▶ [Problem description]: Count the lines below containing "from". Number only.

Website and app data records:
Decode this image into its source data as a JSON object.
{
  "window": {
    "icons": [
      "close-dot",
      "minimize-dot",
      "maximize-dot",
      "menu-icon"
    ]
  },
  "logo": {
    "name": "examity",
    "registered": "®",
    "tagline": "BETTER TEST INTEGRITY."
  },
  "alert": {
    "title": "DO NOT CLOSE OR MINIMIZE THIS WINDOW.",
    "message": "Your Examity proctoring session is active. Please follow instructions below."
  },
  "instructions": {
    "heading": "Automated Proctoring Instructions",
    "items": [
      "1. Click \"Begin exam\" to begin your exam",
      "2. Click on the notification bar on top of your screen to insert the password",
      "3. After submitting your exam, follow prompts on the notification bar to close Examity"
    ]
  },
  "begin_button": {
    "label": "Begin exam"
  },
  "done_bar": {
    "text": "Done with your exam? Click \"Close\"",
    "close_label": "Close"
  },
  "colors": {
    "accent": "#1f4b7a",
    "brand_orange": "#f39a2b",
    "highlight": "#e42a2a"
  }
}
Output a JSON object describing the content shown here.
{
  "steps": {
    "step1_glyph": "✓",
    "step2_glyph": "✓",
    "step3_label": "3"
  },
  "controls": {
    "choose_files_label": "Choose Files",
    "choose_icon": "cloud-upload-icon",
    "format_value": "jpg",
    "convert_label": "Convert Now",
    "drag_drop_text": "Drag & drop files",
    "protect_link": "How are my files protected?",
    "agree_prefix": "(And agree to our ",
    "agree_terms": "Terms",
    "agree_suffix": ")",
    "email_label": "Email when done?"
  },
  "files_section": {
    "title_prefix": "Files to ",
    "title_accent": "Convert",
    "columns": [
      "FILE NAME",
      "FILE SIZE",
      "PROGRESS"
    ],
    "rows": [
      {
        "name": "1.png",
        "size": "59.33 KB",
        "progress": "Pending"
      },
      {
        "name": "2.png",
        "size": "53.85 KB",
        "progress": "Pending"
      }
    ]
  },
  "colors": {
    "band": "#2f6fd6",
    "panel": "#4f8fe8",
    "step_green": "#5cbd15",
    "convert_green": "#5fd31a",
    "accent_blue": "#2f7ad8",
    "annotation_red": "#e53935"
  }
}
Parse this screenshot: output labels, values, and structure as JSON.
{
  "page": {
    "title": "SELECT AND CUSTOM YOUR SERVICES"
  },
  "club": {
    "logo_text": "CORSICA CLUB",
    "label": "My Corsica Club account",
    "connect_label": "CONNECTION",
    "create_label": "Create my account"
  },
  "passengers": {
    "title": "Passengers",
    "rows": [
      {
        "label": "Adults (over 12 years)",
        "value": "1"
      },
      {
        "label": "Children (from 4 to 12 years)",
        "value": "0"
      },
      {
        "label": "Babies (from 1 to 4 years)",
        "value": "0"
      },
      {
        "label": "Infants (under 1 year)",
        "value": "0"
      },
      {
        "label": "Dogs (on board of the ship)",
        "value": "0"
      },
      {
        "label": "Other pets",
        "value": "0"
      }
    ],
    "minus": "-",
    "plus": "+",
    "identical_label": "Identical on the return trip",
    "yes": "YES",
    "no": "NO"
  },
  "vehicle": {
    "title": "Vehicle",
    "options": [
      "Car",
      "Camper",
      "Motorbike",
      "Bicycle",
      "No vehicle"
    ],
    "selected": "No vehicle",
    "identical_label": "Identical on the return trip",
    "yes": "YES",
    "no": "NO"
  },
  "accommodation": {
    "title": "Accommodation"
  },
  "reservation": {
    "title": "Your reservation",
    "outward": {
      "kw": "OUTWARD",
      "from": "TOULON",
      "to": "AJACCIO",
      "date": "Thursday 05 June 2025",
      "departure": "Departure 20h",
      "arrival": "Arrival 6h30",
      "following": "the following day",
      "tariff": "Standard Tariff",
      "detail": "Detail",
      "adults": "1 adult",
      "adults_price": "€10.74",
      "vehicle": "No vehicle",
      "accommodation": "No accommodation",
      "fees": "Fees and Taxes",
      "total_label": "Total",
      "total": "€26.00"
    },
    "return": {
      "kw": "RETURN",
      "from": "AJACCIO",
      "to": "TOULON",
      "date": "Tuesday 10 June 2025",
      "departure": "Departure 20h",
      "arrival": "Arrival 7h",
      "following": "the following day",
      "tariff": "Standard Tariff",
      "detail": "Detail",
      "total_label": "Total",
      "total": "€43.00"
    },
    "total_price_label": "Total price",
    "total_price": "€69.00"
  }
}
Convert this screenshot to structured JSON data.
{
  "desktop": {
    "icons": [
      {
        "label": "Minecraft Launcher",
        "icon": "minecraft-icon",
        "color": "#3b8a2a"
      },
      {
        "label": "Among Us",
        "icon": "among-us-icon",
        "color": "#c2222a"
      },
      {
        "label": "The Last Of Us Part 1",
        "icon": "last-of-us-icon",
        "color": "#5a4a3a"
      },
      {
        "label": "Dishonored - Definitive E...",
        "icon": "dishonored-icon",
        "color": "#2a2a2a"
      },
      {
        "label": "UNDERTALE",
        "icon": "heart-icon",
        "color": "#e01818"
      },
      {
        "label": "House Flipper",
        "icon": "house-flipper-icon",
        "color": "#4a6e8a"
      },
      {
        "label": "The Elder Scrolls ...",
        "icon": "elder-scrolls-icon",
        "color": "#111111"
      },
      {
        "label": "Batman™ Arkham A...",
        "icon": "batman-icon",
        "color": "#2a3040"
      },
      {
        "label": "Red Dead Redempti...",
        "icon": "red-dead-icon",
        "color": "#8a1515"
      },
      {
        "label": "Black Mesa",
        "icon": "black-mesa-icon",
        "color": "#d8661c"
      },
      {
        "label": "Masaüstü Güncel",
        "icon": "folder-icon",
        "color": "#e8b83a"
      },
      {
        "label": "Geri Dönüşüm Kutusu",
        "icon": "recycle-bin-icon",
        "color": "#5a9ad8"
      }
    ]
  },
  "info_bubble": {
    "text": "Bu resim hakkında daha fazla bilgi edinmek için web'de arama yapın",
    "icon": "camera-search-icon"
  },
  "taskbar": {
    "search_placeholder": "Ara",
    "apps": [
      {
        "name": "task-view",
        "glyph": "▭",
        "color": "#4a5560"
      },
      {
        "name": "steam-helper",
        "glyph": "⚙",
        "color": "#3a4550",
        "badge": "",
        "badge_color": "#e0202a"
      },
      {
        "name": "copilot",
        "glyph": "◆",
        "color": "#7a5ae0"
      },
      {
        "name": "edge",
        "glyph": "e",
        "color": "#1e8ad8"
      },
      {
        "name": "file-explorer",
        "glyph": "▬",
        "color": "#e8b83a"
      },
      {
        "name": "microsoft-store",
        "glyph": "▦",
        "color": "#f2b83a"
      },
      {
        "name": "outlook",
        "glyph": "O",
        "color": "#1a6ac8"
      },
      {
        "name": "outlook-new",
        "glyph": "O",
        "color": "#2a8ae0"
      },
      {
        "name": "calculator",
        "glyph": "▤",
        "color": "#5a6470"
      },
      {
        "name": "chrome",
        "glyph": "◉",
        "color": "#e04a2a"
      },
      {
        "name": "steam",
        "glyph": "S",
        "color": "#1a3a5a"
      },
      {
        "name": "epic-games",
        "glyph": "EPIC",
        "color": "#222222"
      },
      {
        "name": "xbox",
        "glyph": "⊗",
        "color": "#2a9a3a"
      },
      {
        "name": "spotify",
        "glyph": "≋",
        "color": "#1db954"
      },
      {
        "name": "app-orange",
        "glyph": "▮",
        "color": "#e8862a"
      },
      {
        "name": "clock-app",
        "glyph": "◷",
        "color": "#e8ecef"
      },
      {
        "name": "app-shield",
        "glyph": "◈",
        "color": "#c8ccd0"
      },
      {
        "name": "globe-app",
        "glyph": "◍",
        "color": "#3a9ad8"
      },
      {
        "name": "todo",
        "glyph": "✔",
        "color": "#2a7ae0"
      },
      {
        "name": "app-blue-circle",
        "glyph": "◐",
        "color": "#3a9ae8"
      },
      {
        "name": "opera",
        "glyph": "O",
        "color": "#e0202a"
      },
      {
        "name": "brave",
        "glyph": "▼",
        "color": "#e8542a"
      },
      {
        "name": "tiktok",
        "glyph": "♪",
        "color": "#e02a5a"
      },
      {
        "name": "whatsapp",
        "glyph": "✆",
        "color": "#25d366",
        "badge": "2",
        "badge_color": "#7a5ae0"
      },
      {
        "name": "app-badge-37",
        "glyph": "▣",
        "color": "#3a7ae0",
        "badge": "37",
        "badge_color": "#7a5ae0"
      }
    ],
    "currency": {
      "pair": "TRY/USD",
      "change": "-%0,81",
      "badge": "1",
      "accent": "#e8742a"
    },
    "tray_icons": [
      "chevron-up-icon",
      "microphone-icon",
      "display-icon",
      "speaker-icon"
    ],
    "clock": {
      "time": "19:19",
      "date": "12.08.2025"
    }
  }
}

▶ [Reply to the exercise]: 4